On Wednesday the MPT team joined Rabbis For Human Rights for a trip to the Jordan Valley to visit a Bedouin village. The Jordan Valley is an area that lies to the East along the boarder between Palestine and Jordan. The Jordan Valley covers 1.6 million dunams or about 30% of the West Bank. MPT visited an area in the North where the the climate, fertile soil, and access to water lend itself to being a key year-round agricultural area. Since 1967 Israel has been systematically closing off this area to it's inhabitants through limiting water supplies, destroying Bedouin communities, building illegal settlements, and claiming it as a closed military firing zone or training ground. Farming in the Jordan Valley can be dated back over 10,000 years, however, through the recent Israeli exploitation and annexation of it's land and resources, this bountiful area's inhabitants are currently under the threat to their way of life coming to and end.
for livestock. This was all built beside an old building said to be a small stone hotel left over from when Palestine was under Turkish rule. The Bedouins here live in what Israel now considers a closed training ground for the Israeli Army. The farmers take their herds to graze on hillsides dotted with newly constructed military towers and valleys filled with gated barbed wire enclosures holding armored vehicles and tanks. The roadsides are filled with cement barriers reading "DANGER" and "firing zone" and the movement of the people is now very restricted.
Along with movement restrictions are water restrictions. In an effort to force the Bedouins from their lands, the Israeli Government has built large pipelines diverting the water supplies to the guard stations and new illegal Israeli settlements. The Palestinians in this region many times can hear their water flowing through these lines, however they are not allowed to access it.
The Israeli Information Center For Human Rights in the Occupied Territories, B'Tselem reported: "Israel's control of most of the land in the area prevents Palestinian from moving water from areas rich in water to distant Palestinian communities, and to Palestinian communities outside the Jordan Valley.
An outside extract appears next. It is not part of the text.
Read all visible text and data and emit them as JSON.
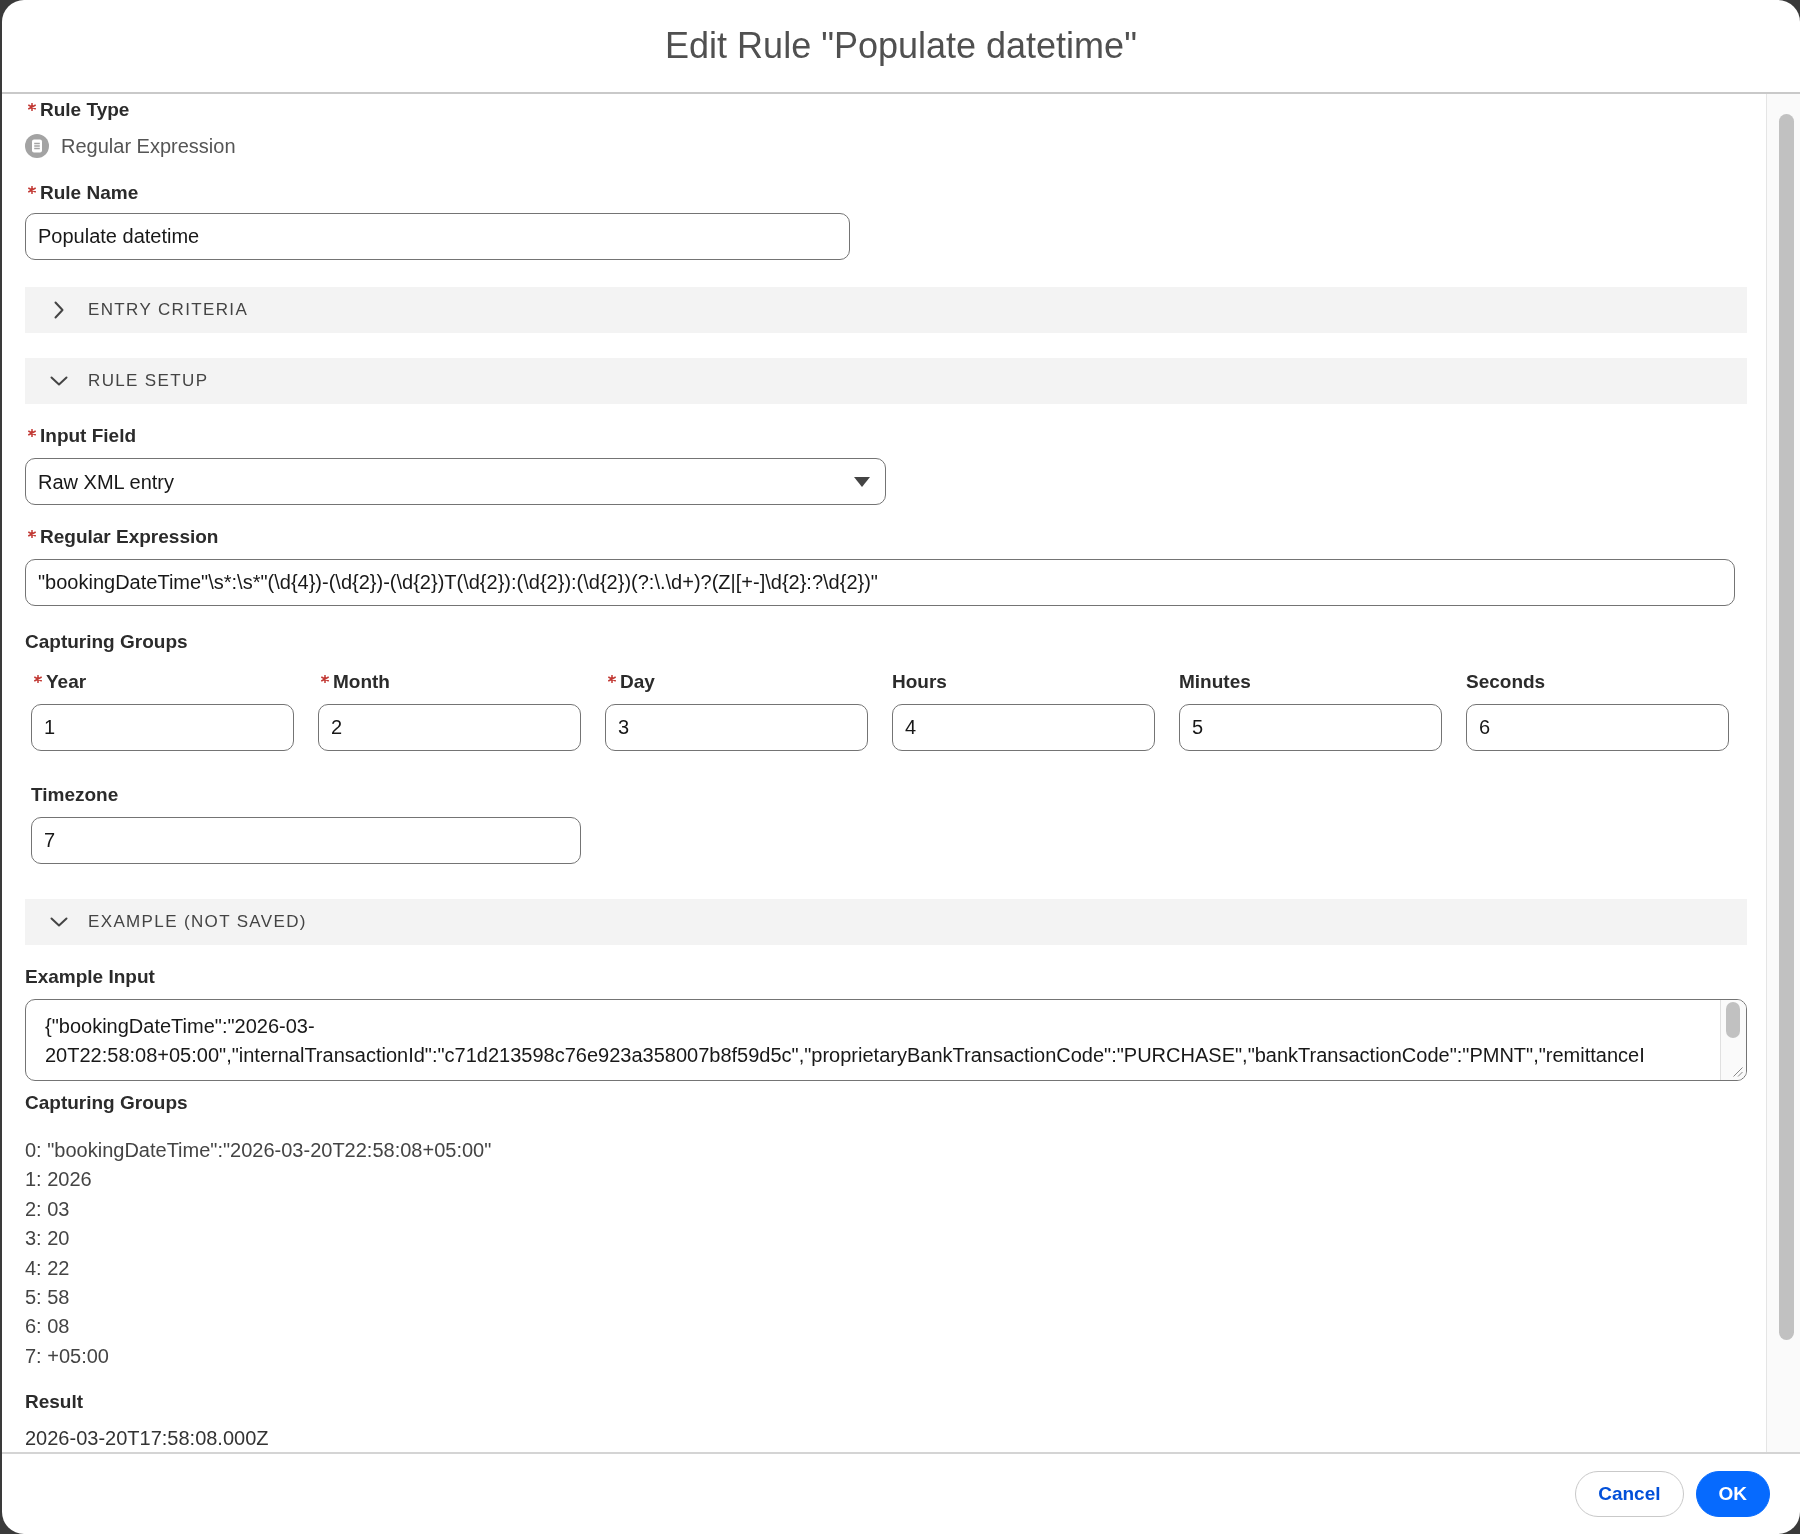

As a result, water consumption in some Palestinian communities in the Jordan Valley is less than 40 percent of the WHO’s minimal recommended consumption of 100 liters a day. Consumption in small Bedouin communities, which are not connected to a water system, is just 20 liters, a quantity that the WHO classifies as the amount necessary for “short-term survival” in humanitarian disaster areas such as refugee camps in Darfur, or in Haiti following the earthquake there."
Meanwhile, the Water diverted to the illegal Israeli settlements in this area is enough for ample household use and even irrigation of huge expanses of land.
What the MPT witnessed was best described as a close-knit community of families, welcoming to strangers from all over the world. Proud, friendly, hard working, and loving. Living under the constant threat of having their homes demolished and their lands ripped from them. "Existence is resistance." Long live the Bedouins of Palestine.
|Woman making bread over an open fire inside of a Bedouin tent.|